The task
An exact copy of the entries below is required, with all pictures removed.

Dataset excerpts
##########

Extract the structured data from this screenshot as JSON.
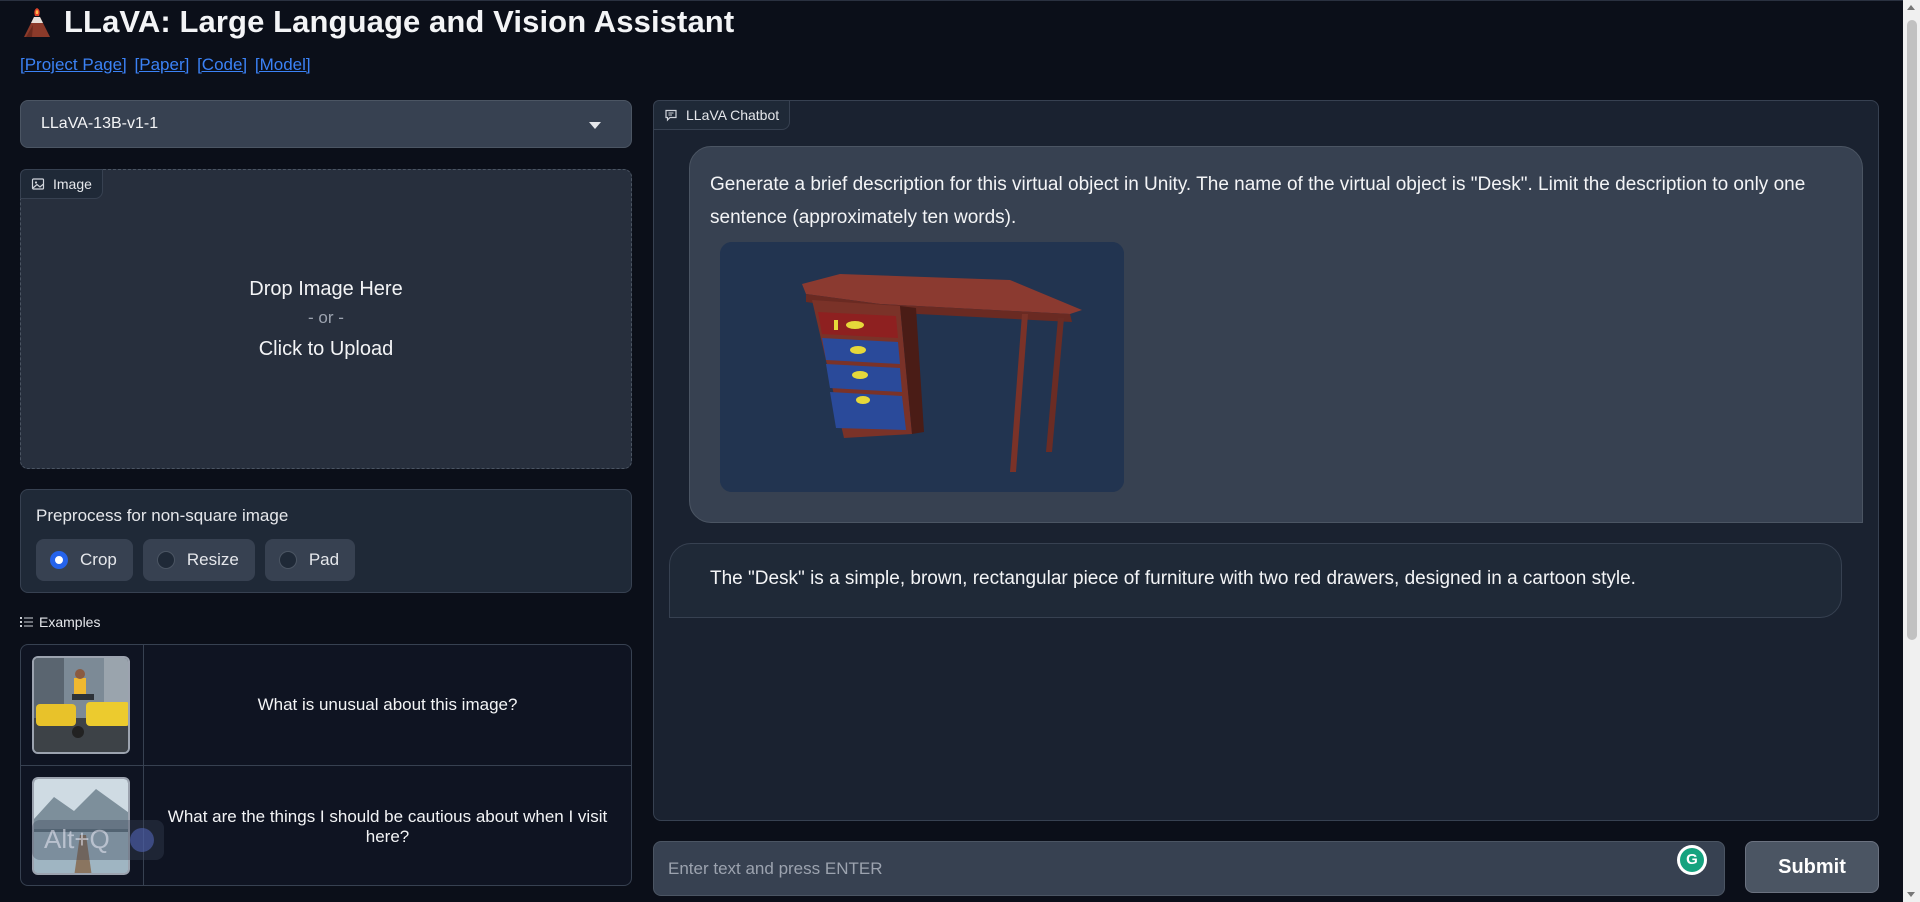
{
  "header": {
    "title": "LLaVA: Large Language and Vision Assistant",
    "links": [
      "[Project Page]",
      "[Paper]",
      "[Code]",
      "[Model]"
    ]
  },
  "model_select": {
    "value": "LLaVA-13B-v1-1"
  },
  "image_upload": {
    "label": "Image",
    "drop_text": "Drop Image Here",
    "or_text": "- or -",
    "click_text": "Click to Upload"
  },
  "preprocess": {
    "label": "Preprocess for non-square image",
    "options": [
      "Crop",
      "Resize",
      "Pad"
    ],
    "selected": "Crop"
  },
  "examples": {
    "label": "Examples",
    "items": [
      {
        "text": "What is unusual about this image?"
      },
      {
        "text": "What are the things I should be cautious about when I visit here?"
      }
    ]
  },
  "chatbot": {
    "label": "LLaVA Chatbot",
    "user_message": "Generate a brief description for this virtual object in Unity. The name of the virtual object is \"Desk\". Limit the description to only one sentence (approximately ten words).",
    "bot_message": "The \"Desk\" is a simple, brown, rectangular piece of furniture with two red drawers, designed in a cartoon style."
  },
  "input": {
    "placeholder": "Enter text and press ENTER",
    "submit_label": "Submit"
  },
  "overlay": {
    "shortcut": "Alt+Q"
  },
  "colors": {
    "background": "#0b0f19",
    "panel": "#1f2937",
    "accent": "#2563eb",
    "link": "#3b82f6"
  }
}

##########

Answer section
Extract the structured data from this screenshot as JSON.
{
  "header": {
    "title": "LLaVA: Large Language and Vision Assistant",
    "links": [
      "[Project Page]",
      "[Paper]",
      "[Code]",
      "[Model]"
    ]
  },
  "model_select": {
    "value": "LLaVA-13B-v1-1"
  },
  "image_upload": {
    "label": "Image",
    "drop_text": "Drop Image Here",
    "or_text": "- or -",
    "click_text": "Click to Upload"
  },
  "preprocess": {
    "label": "Preprocess for non-square image",
    "options": [
      "Crop",
      "Resize",
      "Pad"
    ],
    "selected": "Crop"
  },
  "examples": {
    "label": "Examples",
    "items": [
      {
        "text": "What is unusual about this image?"
      },
      {
        "text": "What are the things I should be cautious about when I visit here?"
      }
    ]
  },
  "chatbot": {
    "label": "LLaVA Chatbot",
    "user_message": "Generate a brief description for this virtual object in Unity. The name of the virtual object is \"Desk\". Limit the description to only one sentence (approximately ten words).",
    "bot_message": "The \"Desk\" is a simple, brown, rectangular piece of furniture with two red drawers, designed in a cartoon style."
  },
  "input": {
    "placeholder": "Enter text and press ENTER",
    "submit_label": "Submit"
  },
  "overlay": {
    "shortcut": "Alt+Q"
  },
  "colors": {
    "background": "#0b0f19",
    "panel": "#1f2937",
    "accent": "#2563eb",
    "link": "#3b82f6"
  }
}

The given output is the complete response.